* _Exercise materials_
● ● ● ● ● ● ●
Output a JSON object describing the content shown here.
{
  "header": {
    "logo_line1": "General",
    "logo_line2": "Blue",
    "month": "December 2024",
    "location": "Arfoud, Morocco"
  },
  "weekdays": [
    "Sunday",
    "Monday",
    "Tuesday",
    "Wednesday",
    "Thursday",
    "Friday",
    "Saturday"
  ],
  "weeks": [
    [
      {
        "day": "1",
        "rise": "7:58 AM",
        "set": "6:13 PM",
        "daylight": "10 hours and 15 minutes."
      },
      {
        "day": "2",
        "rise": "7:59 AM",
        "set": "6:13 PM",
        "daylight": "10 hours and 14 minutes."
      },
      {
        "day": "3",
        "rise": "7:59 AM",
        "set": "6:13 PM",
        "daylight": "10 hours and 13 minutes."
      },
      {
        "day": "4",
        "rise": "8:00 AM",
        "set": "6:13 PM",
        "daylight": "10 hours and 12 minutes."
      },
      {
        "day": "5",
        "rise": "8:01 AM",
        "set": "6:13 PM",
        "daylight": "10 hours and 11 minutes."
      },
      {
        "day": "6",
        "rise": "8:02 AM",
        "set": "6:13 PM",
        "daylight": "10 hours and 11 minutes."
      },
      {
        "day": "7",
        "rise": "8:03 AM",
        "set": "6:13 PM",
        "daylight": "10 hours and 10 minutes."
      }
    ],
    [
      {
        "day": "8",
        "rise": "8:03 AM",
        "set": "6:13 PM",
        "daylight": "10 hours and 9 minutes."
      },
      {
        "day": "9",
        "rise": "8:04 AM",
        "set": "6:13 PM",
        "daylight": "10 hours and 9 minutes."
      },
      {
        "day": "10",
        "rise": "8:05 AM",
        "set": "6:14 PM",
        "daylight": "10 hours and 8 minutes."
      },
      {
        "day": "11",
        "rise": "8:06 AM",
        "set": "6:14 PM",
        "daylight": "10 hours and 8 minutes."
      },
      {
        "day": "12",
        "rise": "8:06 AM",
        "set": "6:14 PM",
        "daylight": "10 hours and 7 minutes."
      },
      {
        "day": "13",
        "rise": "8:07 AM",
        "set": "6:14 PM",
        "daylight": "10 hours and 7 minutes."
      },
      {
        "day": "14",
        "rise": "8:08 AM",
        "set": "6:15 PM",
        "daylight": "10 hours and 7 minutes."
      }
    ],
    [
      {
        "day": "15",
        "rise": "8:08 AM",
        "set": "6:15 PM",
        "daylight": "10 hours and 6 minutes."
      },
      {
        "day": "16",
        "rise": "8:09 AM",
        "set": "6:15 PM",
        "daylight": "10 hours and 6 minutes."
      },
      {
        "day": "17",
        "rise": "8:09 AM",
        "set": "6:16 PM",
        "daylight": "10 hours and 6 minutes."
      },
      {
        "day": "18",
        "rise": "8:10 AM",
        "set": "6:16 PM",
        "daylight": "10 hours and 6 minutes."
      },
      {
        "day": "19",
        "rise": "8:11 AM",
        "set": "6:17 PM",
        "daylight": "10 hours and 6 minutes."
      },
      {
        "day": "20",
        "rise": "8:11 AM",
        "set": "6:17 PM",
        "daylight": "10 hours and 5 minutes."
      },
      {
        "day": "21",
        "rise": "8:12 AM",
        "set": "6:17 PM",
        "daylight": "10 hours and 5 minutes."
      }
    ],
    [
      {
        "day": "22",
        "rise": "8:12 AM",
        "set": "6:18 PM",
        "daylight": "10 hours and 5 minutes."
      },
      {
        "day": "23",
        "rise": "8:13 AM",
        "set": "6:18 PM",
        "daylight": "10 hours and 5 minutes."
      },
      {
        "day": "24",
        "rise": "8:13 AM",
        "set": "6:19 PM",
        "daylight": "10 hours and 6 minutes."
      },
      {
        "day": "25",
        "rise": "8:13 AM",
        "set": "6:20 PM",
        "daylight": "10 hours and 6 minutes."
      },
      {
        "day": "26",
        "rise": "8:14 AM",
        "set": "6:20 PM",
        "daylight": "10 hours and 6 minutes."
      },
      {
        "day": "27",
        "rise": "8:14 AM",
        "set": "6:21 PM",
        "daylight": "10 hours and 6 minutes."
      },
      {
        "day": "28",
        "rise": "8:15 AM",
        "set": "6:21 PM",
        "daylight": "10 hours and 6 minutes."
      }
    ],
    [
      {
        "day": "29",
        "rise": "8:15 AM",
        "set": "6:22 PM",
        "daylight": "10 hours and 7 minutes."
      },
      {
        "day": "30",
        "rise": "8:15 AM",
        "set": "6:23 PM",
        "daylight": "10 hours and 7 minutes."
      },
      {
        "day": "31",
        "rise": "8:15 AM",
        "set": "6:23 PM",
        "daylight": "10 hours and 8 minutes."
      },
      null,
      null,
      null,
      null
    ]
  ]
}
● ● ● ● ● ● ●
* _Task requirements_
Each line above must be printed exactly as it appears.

* _Expected output_
Output a JSON object describing the content shown here.
{
  "header": {
    "logo_line1": "General",
    "logo_line2": "Blue",
    "month": "December 2024",
    "location": "Arfoud, Morocco"
  },
  "weekdays": [
    "Sunday",
    "Monday",
    "Tuesday",
    "Wednesday",
    "Thursday",
    "Friday",
    "Saturday"
  ],
  "weeks": [
    [
      {
        "day": "1",
        "rise": "7:58 AM",
        "set": "6:13 PM",
        "daylight": "10 hours and 15 minutes."
      },
      {
        "day": "2",
        "rise": "7:59 AM",
        "set": "6:13 PM",
        "daylight": "10 hours and 14 minutes."
      },
      {
        "day": "3",
        "rise": "7:59 AM",
        "set": "6:13 PM",
        "daylight": "10 hours and 13 minutes."
      },
      {
        "day": "4",
        "rise": "8:00 AM",
        "set": "6:13 PM",
        "daylight": "10 hours and 12 minutes."
      },
      {
        "day": "5",
        "rise": "8:01 AM",
        "set": "6:13 PM",
        "daylight": "10 hours and 11 minutes."
      },
      {
        "day": "6",
        "rise": "8:02 AM",
        "set": "6:13 PM",
        "daylight": "10 hours and 11 minutes."
      },
      {
        "day": "7",
        "rise": "8:03 AM",
        "set": "6:13 PM",
        "daylight": "10 hours and 10 minutes."
      }
    ],
    [
      {
        "day": "8",
        "rise": "8:03 AM",
        "set": "6:13 PM",
        "daylight": "10 hours and 9 minutes."
      },
      {
        "day": "9",
        "rise": "8:04 AM",
        "set": "6:13 PM",
        "daylight": "10 hours and 9 minutes."
      },
      {
        "day": "10",
        "rise": "8:05 AM",
        "set": "6:14 PM",
        "daylight": "10 hours and 8 minutes."
      },
      {
        "day": "11",
        "rise": "8:06 AM",
        "set": "6:14 PM",
        "daylight": "10 hours and 8 minutes."
      },
      {
        "day": "12",
        "rise": "8:06 AM",
        "set": "6:14 PM",
        "daylight": "10 hours and 7 minutes."
      },
      {
        "day": "13",
        "rise": "8:07 AM",
        "set": "6:14 PM",
        "daylight": "10 hours and 7 minutes."
      },
      {
        "day": "14",
        "rise": "8:08 AM",
        "set": "6:15 PM",
        "daylight": "10 hours and 7 minutes."
      }
    ],
    [
      {
        "day": "15",
        "rise": "8:08 AM",
        "set": "6:15 PM",
        "daylight": "10 hours and 6 minutes."
      },
      {
        "day": "16",
        "rise": "8:09 AM",
        "set": "6:15 PM",
        "daylight": "10 hours and 6 minutes."
      },
      {
        "day": "17",
        "rise": "8:09 AM",
        "set": "6:16 PM",
        "daylight": "10 hours and 6 minutes."
      },
      {
        "day": "18",
        "rise": "8:10 AM",
        "set": "6:16 PM",
        "daylight": "10 hours and 6 minutes."
      },
      {
        "day": "19",
        "rise": "8:11 AM",
        "set": "6:17 PM",
        "daylight": "10 hours and 6 minutes."
      },
      {
        "day": "20",
        "rise": "8:11 AM",
        "set": "6:17 PM",
        "daylight": "10 hours and 5 minutes."
      },
      {
        "day": "21",
        "rise": "8:12 AM",
        "set": "6:17 PM",
        "daylight": "10 hours and 5 minutes."
      }
    ],
    [
      {
        "day": "22",
        "rise": "8:12 AM",
        "set": "6:18 PM",
        "daylight": "10 hours and 5 minutes."
      },
      {
        "day": "23",
        "rise": "8:13 AM",
        "set": "6:18 PM",
        "daylight": "10 hours and 5 minutes."
      },
      {
        "day": "24",
        "rise": "8:13 AM",
        "set": "6:19 PM",
        "daylight": "10 hours and 6 minutes."
      },
      {
        "day": "25",
        "rise": "8:13 AM",
        "set": "6:20 PM",
        "daylight": "10 hours and 6 minutes."
      },
      {
        "day": "26",
        "rise": "8:14 AM",
        "set": "6:20 PM",
        "daylight": "10 hours and 6 minutes."
      },
      {
        "day": "27",
        "rise": "8:14 AM",
        "set": "6:21 PM",
        "daylight": "10 hours and 6 minutes."
      },
      {
        "day": "28",
        "rise": "8:15 AM",
        "set": "6:21 PM",
        "daylight": "10 hours and 6 minutes."
      }
    ],
    [
      {
        "day": "29",
        "rise": "8:15 AM",
        "set": "6:22 PM",
        "daylight": "10 hours and 7 minutes."
      },
      {
        "day": "30",
        "rise": "8:15 AM",
        "set": "6:23 PM",
        "daylight": "10 hours and 7 minutes."
      },
      {
        "day": "31",
        "rise": "8:15 AM",
        "set": "6:23 PM",
        "daylight": "10 hours and 8 minutes."
      },
      null,
      null,
      null,
      null
    ]
  ]
}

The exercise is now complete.